[Opening Records for this task section]

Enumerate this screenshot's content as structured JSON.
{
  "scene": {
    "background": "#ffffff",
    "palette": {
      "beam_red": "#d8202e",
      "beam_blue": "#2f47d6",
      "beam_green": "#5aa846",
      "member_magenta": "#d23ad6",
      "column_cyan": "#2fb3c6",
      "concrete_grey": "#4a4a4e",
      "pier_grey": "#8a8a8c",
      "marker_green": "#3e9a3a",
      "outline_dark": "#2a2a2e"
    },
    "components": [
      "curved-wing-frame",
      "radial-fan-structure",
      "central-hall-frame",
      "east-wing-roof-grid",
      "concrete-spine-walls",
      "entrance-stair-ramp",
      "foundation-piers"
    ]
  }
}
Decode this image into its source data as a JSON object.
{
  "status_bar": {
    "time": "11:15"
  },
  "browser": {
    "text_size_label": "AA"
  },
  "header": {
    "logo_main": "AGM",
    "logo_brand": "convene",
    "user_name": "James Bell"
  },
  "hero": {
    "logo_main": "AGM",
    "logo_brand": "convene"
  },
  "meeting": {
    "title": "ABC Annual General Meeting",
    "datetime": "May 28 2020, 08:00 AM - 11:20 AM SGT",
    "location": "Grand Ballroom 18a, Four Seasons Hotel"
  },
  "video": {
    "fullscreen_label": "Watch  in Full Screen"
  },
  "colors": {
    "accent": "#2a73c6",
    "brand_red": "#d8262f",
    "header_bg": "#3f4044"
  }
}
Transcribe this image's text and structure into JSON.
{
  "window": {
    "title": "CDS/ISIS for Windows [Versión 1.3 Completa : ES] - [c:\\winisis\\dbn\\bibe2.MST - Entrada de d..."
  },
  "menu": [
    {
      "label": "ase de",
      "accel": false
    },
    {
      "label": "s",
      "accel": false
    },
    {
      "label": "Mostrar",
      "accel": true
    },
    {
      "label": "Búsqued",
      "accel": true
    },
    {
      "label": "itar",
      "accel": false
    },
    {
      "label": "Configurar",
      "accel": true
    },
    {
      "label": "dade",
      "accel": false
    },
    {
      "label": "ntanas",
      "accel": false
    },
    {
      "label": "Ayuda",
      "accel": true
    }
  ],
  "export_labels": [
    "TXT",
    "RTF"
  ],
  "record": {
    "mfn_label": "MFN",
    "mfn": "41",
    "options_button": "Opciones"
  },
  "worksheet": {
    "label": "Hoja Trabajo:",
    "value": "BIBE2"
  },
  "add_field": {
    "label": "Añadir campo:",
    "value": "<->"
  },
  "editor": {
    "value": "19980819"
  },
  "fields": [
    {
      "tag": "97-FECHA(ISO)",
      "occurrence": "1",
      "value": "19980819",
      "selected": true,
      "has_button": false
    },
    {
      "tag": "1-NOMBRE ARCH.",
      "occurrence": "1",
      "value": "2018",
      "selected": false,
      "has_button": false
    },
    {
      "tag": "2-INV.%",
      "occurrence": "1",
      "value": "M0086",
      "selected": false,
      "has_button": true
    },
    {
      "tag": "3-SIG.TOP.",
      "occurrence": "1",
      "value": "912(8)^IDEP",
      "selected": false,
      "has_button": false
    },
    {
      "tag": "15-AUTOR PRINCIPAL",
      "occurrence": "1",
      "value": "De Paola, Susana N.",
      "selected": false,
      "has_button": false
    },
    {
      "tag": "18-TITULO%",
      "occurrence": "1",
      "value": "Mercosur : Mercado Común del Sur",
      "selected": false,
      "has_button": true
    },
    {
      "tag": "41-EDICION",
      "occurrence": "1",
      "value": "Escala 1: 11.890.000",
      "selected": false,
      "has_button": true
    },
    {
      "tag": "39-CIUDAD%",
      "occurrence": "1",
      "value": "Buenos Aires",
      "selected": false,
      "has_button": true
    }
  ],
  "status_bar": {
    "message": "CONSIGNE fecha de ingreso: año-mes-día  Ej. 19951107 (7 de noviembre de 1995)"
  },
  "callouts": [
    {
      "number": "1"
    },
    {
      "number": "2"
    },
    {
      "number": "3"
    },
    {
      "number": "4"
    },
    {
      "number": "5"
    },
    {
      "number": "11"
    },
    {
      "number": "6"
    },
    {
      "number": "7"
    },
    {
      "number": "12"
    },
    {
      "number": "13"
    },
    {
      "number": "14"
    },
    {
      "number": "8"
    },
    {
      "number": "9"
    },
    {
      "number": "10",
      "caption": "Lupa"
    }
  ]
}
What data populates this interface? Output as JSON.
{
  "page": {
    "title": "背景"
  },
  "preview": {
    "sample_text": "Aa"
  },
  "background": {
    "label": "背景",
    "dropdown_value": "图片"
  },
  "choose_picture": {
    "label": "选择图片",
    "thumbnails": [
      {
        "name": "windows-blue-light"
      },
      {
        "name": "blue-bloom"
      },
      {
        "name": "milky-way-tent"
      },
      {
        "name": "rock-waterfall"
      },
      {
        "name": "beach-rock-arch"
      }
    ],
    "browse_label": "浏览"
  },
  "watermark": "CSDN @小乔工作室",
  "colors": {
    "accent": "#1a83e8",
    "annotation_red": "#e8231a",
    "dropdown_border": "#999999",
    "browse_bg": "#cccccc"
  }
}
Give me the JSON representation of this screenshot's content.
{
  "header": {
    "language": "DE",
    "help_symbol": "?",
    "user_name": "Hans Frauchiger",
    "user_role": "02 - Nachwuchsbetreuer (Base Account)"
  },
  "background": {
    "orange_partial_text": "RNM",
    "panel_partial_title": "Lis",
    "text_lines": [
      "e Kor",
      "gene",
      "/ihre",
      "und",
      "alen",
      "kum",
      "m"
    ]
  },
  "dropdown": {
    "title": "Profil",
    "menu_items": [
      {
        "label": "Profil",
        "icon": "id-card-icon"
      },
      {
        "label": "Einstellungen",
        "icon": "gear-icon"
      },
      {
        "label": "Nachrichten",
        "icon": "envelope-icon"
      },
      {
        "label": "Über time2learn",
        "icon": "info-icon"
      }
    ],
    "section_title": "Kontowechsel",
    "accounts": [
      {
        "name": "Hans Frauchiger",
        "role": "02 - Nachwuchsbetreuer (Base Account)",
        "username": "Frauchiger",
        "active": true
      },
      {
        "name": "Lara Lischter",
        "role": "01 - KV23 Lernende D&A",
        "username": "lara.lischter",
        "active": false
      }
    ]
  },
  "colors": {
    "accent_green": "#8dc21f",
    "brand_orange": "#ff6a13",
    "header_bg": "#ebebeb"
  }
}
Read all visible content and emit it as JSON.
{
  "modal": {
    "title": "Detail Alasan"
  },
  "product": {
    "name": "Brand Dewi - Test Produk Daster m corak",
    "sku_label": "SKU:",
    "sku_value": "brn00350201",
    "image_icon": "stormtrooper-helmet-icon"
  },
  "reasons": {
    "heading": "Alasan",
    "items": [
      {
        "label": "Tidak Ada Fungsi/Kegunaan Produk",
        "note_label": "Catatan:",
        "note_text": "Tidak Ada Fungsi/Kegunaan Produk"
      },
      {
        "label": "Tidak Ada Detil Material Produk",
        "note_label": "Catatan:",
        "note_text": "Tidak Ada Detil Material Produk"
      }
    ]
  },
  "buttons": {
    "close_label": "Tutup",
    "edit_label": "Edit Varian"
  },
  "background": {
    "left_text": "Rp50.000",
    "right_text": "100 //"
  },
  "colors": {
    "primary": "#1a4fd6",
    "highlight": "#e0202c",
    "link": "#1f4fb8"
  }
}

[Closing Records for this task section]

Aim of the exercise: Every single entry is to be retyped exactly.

Solved exercise:
Enumerate this screenshot's content as structured JSON.
{
  "scene": {
    "background": "#ffffff",
    "palette": {
      "beam_red": "#d8202e",
      "beam_blue": "#2f47d6",
      "beam_green": "#5aa846",
      "member_magenta": "#d23ad6",
      "column_cyan": "#2fb3c6",
      "concrete_grey": "#4a4a4e",
      "pier_grey": "#8a8a8c",
      "marker_green": "#3e9a3a",
      "outline_dark": "#2a2a2e"
    },
    "components": [
      "curved-wing-frame",
      "radial-fan-structure",
      "central-hall-frame",
      "east-wing-roof-grid",
      "concrete-spine-walls",
      "entrance-stair-ramp",
      "foundation-piers"
    ]
  }
}
Decode this image into its source data as a JSON object.
{
  "status_bar": {
    "time": "11:15"
  },
  "browser": {
    "text_size_label": "AA"
  },
  "header": {
    "logo_main": "AGM",
    "logo_brand": "convene",
    "user_name": "James Bell"
  },
  "hero": {
    "logo_main": "AGM",
    "logo_brand": "convene"
  },
  "meeting": {
    "title": "ABC Annual General Meeting",
    "datetime": "May 28 2020, 08:00 AM - 11:20 AM SGT",
    "location": "Grand Ballroom 18a, Four Seasons Hotel"
  },
  "video": {
    "fullscreen_label": "Watch  in Full Screen"
  },
  "colors": {
    "accent": "#2a73c6",
    "brand_red": "#d8262f",
    "header_bg": "#3f4044"
  }
}
Transcribe this image's text and structure into JSON.
{
  "window": {
    "title": "CDS/ISIS for Windows [Versión 1.3 Completa : ES] - [c:\\winisis\\dbn\\bibe2.MST - Entrada de d..."
  },
  "menu": [
    {
      "label": "ase de",
      "accel": false
    },
    {
      "label": "s",
      "accel": false
    },
    {
      "label": "Mostrar",
      "accel": true
    },
    {
      "label": "Búsqued",
      "accel": true
    },
    {
      "label": "itar",
      "accel": false
    },
    {
      "label": "Configurar",
      "accel": true
    },
    {
      "label": "dade",
      "accel": false
    },
    {
      "label": "ntanas",
      "accel": false
    },
    {
      "label": "Ayuda",
      "accel": true
    }
  ],
  "export_labels": [
    "TXT",
    "RTF"
  ],
  "record": {
    "mfn_label": "MFN",
    "mfn": "41",
    "options_button": "Opciones"
  },
  "worksheet": {
    "label": "Hoja Trabajo:",
    "value": "BIBE2"
  },
  "add_field": {
    "label": "Añadir campo:",
    "value": "<->"
  },
  "editor": {
    "value": "19980819"
  },
  "fields": [
    {
      "tag": "97-FECHA(ISO)",
      "occurrence": "1",
      "value": "19980819",
      "selected": true,
      "has_button": false
    },
    {
      "tag": "1-NOMBRE ARCH.",
      "occurrence": "1",
      "value": "2018",
      "selected": false,
      "has_button": false
    },
    {
      "tag": "2-INV.%",
      "occurrence": "1",
      "value": "M0086",
      "selected": false,
      "has_button": true
    },
    {
      "tag": "3-SIG.TOP.",
      "occurrence": "1",
      "value": "912(8)^IDEP",
      "selected": false,
      "has_button": false
    },
    {
      "tag": "15-AUTOR PRINCIPAL",
      "occurrence": "1",
      "value": "De Paola, Susana N.",
      "selected": false,
      "has_button": false
    },
    {
      "tag": "18-TITULO%",
      "occurrence": "1",
      "value": "Mercosur : Mercado Común del Sur",
      "selected": false,
      "has_button": true
    },
    {
      "tag": "41-EDICION",
      "occurrence": "1",
      "value": "Escala 1: 11.890.000",
      "selected": false,
      "has_button": true
    },
    {
      "tag": "39-CIUDAD%",
      "occurrence": "1",
      "value": "Buenos Aires",
      "selected": false,
      "has_button": true
    }
  ],
  "status_bar": {
    "message": "CONSIGNE fecha de ingreso: año-mes-día  Ej. 19951107 (7 de noviembre de 1995)"
  },
  "callouts": [
    {
      "number": "1"
    },
    {
      "number": "2"
    },
    {
      "number": "3"
    },
    {
      "number": "4"
    },
    {
      "number": "5"
    },
    {
      "number": "11"
    },
    {
      "number": "6"
    },
    {
      "number": "7"
    },
    {
      "number": "12"
    },
    {
      "number": "13"
    },
    {
      "number": "14"
    },
    {
      "number": "8"
    },
    {
      "number": "9"
    },
    {
      "number": "10",
      "caption": "Lupa"
    }
  ]
}
What data populates this interface? Output as JSON.
{
  "page": {
    "title": "背景"
  },
  "preview": {
    "sample_text": "Aa"
  },
  "background": {
    "label": "背景",
    "dropdown_value": "图片"
  },
  "choose_picture": {
    "label": "选择图片",
    "thumbnails": [
      {
        "name": "windows-blue-light"
      },
      {
        "name": "blue-bloom"
      },
      {
        "name": "milky-way-tent"
      },
      {
        "name": "rock-waterfall"
      },
      {
        "name": "beach-rock-arch"
      }
    ],
    "browse_label": "浏览"
  },
  "watermark": "CSDN @小乔工作室",
  "colors": {
    "accent": "#1a83e8",
    "annotation_red": "#e8231a",
    "dropdown_border": "#999999",
    "browse_bg": "#cccccc"
  }
}
Give me the JSON representation of this screenshot's content.
{
  "header": {
    "language": "DE",
    "help_symbol": "?",
    "user_name": "Hans Frauchiger",
    "user_role": "02 - Nachwuchsbetreuer (Base Account)"
  },
  "background": {
    "orange_partial_text": "RNM",
    "panel_partial_title": "Lis",
    "text_lines": [
      "e Kor",
      "gene",
      "/ihre",
      "und",
      "alen",
      "kum",
      "m"
    ]
  },
  "dropdown": {
    "title": "Profil",
    "menu_items": [
      {
        "label": "Profil",
        "icon": "id-card-icon"
      },
      {
        "label": "Einstellungen",
        "icon": "gear-icon"
      },
      {
        "label": "Nachrichten",
        "icon": "envelope-icon"
      },
      {
        "label": "Über time2learn",
        "icon": "info-icon"
      }
    ],
    "section_title": "Kontowechsel",
    "accounts": [
      {
        "name": "Hans Frauchiger",
        "role": "02 - Nachwuchsbetreuer (Base Account)",
        "username": "Frauchiger",
        "active": true
      },
      {
        "name": "Lara Lischter",
        "role": "01 - KV23 Lernende D&A",
        "username": "lara.lischter",
        "active": false
      }
    ]
  },
  "colors": {
    "accent_green": "#8dc21f",
    "brand_orange": "#ff6a13",
    "header_bg": "#ebebeb"
  }
}
Read all visible content and emit it as JSON.
{
  "modal": {
    "title": "Detail Alasan"
  },
  "product": {
    "name": "Brand Dewi - Test Produk Daster m corak",
    "sku_label": "SKU:",
    "sku_value": "brn00350201",
    "image_icon": "stormtrooper-helmet-icon"
  },
  "reasons": {
    "heading": "Alasan",
    "items": [
      {
        "label": "Tidak Ada Fungsi/Kegunaan Produk",
        "note_label": "Catatan:",
        "note_text": "Tidak Ada Fungsi/Kegunaan Produk"
      },
      {
        "label": "Tidak Ada Detil Material Produk",
        "note_label": "Catatan:",
        "note_text": "Tidak Ada Detil Material Produk"
      }
    ]
  },
  "buttons": {
    "close_label": "Tutup",
    "edit_label": "Edit Varian"
  },
  "background": {
    "left_text": "Rp50.000",
    "right_text": "100 //"
  },
  "colors": {
    "primary": "#1a4fd6",
    "highlight": "#e0202c",
    "link": "#1f4fb8"
  }
}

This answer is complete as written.